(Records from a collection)
==========
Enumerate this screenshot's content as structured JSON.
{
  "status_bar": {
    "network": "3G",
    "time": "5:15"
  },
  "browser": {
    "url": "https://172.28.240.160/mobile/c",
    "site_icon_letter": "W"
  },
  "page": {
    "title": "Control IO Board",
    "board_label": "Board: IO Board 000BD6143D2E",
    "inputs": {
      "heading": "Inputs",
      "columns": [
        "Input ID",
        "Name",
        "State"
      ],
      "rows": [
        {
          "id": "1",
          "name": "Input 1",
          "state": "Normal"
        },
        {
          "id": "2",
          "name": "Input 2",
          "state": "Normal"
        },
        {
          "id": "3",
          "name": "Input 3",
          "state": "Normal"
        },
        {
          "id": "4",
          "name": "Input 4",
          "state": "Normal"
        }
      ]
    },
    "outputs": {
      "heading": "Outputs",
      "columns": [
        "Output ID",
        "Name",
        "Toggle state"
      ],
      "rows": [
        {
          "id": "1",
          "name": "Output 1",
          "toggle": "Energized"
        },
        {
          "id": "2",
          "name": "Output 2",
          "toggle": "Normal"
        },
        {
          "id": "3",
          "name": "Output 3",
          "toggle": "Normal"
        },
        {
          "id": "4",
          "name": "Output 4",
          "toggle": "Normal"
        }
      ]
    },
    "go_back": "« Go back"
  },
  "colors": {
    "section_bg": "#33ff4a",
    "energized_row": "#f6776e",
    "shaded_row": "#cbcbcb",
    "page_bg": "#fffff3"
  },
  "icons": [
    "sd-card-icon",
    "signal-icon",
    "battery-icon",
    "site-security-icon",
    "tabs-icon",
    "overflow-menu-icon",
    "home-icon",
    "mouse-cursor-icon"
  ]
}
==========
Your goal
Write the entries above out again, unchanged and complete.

Solution to the problem
Enumerate this screenshot's content as structured JSON.
{
  "status_bar": {
    "network": "3G",
    "time": "5:15"
  },
  "browser": {
    "url": "https://172.28.240.160/mobile/c",
    "site_icon_letter": "W"
  },
  "page": {
    "title": "Control IO Board",
    "board_label": "Board: IO Board 000BD6143D2E",
    "inputs": {
      "heading": "Inputs",
      "columns": [
        "Input ID",
        "Name",
        "State"
      ],
      "rows": [
        {
          "id": "1",
          "name": "Input 1",
          "state": "Normal"
        },
        {
          "id": "2",
          "name": "Input 2",
          "state": "Normal"
        },
        {
          "id": "3",
          "name": "Input 3",
          "state": "Normal"
        },
        {
          "id": "4",
          "name": "Input 4",
          "state": "Normal"
        }
      ]
    },
    "outputs": {
      "heading": "Outputs",
      "columns": [
        "Output ID",
        "Name",
        "Toggle state"
      ],
      "rows": [
        {
          "id": "1",
          "name": "Output 1",
          "toggle": "Energized"
        },
        {
          "id": "2",
          "name": "Output 2",
          "toggle": "Normal"
        },
        {
          "id": "3",
          "name": "Output 3",
          "toggle": "Normal"
        },
        {
          "id": "4",
          "name": "Output 4",
          "toggle": "Normal"
        }
      ]
    },
    "go_back": "« Go back"
  },
  "colors": {
    "section_bg": "#33ff4a",
    "energized_row": "#f6776e",
    "shaded_row": "#cbcbcb",
    "page_bg": "#fffff3"
  },
  "icons": [
    "sd-card-icon",
    "signal-icon",
    "battery-icon",
    "site-security-icon",
    "tabs-icon",
    "overflow-menu-icon",
    "home-icon",
    "mouse-cursor-icon"
  ]
}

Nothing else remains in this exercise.